Hello! Stopping by from #DanceWithJesus Friday. It was definitely a divine appointment for me this morning. You have no idea how much this speaks to me right now. I am the person who never wants to label my children except for what God says about them. I want to protect them from the “you can’ts” of the world and let them know they can do anything in Christ. So when a teacher tells me maybe my child needs to be tested, I have a hard time receiving that information, knowing that I’ve homeschooled for years and know what works for her. Here again I sit in a limbo stance.
My favourite point: “Often our kids feel unworthy, like they don’t measure up. They need to know we ALL feel that some days. Those are lies of the enemy who seeks to demean and devalue them.”

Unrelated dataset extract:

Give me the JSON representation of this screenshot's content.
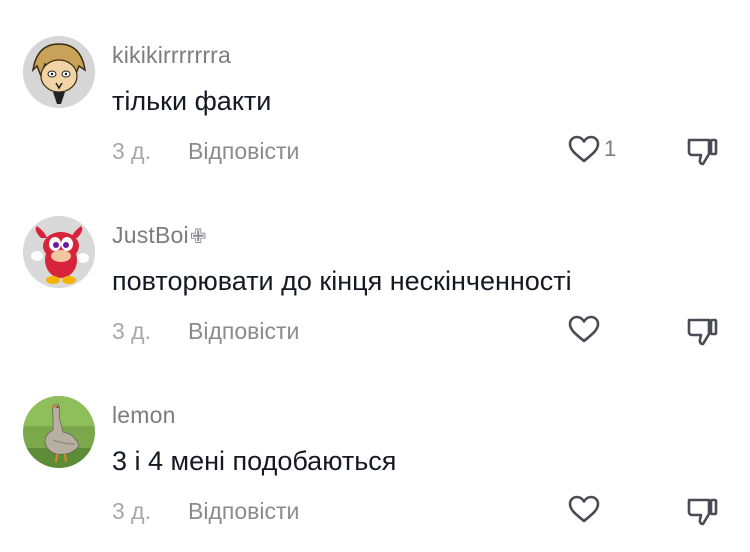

Amen! Our children need to know they are loved and treasured, by us and by their creator!
Thanks for sharing (and for linking up to the #SHINEbloghop).
Wishing you a lovely day.
I worked in the school system for many years and saw both sides of your thinking too. But I think it boils down to attitude and what you teach your child about life no matter the “label.” Thanks for shining a light on this subject.
Such a well thought out and wise response to concerns about labeling.
Many year ago, when my son’s preschool teacher pulled us aside to say that she was concerned our son had ADHD, I responded with sadness, but as you said, once I was armed with the knowledge to know how to move forward and then took action with that knowledge, we were able to work with our son to do what was best for him and to give him the best possible environment for his diagnosis.
I’m sure if you asked my son who is now 27 what I always used to say to him, he would respond. “ADHD is not an excuse for bad behavior or thinking that you “can’t” do something.” My son is now a highly revered and respected corrections officer who overcame the obstacles of ADHD.
I praise God for the early intervention from his preschool teacher.
Well said! I’m a teacher and often we will get a student whose parent doesn’t want to ‘disclose’ their label. But it’s so much better to know and use the right tools to help! Great advice here!
Excellent and beautifully said. Oh, that parents would be mindful to teach the beauty that their children are in Christ instead of comparing them to the world.
Thank you for this.